Mrs. Brand then turned to Ms. Velazco and asked for a phone so she could call 911. Ms. Velazco handed Mrs. Brand the home phone. Deputy Pardinas ordered Mrs. Brand to “drop the phone,” but she did not. Instead she announced she was dialing 911. Mrs. Brand began dialing when suddenly and without warning, Deputy Pardinas tased her. The tase caused Mrs. Brand to fall to the floor in “[h]orrible, excruciating” pain.
Deputy Pardinas ordered Mrs. Brand to lie flat on her stomach. Deputy Pardinas began “punching [her] back,” striking Mrs. Brand about three times in an attempt to get her to lie on her stomach. Mrs. Brand said she couldn’t lie flat because she was pregnant. She kept one of her legs “elbowed out” to protect her stomach. Deputy Pardinas kicked Mrs. Brand’s leg several times to get her into a fully prone position.
As far as Deputy Pardinas knew, Mrs. Brand was not suspected of any crime when the deputy deployed her taser. Mrs. Brand was not the subject of the arrest warrant. And although Mrs. Brand was eventually arrested by Deputy Casal for obstruction and cruelty to children in the third degree, these alleged offenses were based on conduct that occurred before Deputy Pardinas joined Deputy Casal at the front of the house. Deputy Pardinas did not see, and did not know about, the altercation between Mrs. Brand and Deputy Casal that led to the charges against Mrs. Brand.

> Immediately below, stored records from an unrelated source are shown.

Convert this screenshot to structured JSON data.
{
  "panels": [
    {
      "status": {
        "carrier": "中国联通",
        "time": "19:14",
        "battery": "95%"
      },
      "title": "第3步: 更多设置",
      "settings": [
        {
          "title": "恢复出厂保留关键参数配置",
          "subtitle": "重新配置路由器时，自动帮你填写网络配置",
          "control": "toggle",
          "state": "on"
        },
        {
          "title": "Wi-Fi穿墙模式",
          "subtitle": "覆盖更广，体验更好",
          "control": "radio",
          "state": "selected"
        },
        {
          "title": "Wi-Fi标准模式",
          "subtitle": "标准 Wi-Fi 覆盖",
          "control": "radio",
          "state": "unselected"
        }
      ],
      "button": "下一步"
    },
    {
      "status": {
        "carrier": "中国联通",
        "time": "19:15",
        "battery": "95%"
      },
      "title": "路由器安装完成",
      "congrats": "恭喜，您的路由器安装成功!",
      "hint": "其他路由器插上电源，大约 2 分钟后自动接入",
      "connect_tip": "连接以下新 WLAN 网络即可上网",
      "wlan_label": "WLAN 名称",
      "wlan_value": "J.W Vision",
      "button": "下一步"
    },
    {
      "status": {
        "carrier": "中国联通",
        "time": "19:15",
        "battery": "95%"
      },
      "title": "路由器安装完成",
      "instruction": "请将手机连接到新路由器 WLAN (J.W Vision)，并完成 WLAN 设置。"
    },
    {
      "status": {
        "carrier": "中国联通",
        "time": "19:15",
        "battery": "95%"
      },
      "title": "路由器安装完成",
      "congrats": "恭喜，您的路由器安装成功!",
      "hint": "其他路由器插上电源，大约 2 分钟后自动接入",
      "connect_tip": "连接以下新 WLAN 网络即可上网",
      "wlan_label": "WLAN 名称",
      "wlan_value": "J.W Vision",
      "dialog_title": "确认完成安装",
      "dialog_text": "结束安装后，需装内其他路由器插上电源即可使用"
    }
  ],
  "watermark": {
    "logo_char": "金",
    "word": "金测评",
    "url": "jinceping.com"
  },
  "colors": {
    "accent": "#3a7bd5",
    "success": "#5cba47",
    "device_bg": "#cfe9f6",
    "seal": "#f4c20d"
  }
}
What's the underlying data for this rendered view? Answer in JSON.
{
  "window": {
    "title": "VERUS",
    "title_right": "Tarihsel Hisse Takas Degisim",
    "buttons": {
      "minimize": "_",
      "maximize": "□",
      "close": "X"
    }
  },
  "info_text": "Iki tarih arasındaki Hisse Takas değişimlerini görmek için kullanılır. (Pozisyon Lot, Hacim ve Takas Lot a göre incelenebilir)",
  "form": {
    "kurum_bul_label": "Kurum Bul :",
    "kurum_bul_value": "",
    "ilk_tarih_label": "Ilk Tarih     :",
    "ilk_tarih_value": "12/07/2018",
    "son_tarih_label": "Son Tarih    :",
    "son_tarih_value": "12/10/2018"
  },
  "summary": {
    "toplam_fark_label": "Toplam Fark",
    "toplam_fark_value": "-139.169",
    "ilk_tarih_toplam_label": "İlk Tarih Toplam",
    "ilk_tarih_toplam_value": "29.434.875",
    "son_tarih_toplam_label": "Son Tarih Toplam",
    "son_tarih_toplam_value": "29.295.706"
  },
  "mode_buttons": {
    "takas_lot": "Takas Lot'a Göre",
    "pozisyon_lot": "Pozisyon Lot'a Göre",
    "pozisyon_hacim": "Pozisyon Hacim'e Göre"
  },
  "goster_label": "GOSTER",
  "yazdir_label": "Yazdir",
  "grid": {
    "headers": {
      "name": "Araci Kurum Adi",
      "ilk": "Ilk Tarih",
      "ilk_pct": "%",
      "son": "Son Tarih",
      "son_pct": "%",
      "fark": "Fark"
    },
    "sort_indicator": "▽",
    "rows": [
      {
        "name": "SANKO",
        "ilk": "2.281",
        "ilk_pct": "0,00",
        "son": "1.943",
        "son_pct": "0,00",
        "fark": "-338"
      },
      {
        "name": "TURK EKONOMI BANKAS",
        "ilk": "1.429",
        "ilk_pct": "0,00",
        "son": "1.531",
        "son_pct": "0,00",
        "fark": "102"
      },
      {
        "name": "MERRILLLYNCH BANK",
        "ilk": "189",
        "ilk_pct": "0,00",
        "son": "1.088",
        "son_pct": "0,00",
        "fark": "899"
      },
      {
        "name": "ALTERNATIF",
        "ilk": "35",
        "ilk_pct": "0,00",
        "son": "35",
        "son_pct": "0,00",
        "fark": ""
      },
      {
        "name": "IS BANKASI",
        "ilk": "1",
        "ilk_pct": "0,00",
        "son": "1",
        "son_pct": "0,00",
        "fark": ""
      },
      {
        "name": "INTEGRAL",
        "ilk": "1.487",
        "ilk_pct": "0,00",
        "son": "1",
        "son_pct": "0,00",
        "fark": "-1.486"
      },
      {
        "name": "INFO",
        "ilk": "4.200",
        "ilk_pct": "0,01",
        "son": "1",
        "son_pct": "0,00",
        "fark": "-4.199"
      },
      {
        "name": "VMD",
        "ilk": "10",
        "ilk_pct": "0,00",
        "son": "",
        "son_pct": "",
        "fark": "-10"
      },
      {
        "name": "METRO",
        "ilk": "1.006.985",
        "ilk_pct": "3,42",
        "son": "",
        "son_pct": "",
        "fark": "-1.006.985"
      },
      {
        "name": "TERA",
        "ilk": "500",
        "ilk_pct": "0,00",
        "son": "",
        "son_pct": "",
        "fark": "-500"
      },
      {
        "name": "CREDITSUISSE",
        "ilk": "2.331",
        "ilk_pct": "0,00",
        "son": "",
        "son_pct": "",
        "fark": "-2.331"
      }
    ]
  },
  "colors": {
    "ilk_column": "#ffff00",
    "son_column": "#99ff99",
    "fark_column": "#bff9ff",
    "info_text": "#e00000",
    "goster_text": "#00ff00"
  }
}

7 Those charges do not therefore support the reasonableness of Deputy Pardinas’s use of force. See Rodriguez v. Farrell, 280 F.3d 1341, 1352–53 (11th Cir. 2002) (“We do not use hindsight to judge the acts of police officers; we look at what they knew . . . at the time of the act.”).
Second, Mrs. Brand did not pose any “immediate threat to the safety of the officers or others” when Deputy Pardinas tased her. Graham, 490 U.S. at 396, 109 S. Ct. at 1872. It is true Mrs. Brand was “extremely upset [and] agitated” that the officers would not get out of her house. But, under the Brands’ version of events—which we accept at this stage—Mrs. Brand was never violent or aggressive toward the officers. For example, Ms. Velazco reports that Mrs. Brand never even yelled. Indeed, Ms. Velazco testified that “[t]he only aggressive acts came from the officers.” Mrs. Brand was simply standing in her foyer, asking the officers to leave, holding a phone, and attempting to dial 911. The defendants point to the fact that Mrs. Brand disobeyed Deputy Pardinas’s order to “drop the phone.” But there was nothing dangerous about Mrs. Brand holding a phone in the first place, especially where she made clear she was using it only to dial 911. Her refusal to comply with the order to drop the phone did not pose any threat to the safety of the officers, and certainly was not a threat that would necessitate the use of a taser with no warning to Mrs. Brand. Cf. Fils v. City of Aventura, 647 F.3d 1272, 1288 (11th Cir. 2011) (“[R]esisting arrest without force does not connote a level of dangerousness that would justify a greater use of force.”).
Third and finally, Mrs. Brand was neither actively resisting arrest nor attempting to escape when Deputy Pardinas tased her. Graham, 490 U.S. at 396, 109 S. Ct. at 1872. By all accounts, she had not even been told she was under arrest at the time she was tased.
Based on the Brands’ account of the facts, we are persuaded that Deputy Pardinas “used force that was plainly excessive, wholly unnecessary, and, indeed, grossly disproportionate under Graham.” Lee, 284 F.3d at 1198. We therefore conclude that Deputy Pardinas’s tasing of Mrs. Brand constituted excessive force in violation of Mrs. Brand’s Fourth Amendment rights.
Wednesday, December 20, 2017
CA11 holds that police can't tase someone for calling 911
CA11 holds that police can't tase someone (in this case a pregnant woman!) for calling 911. One wonders how this was even a question... but I digress: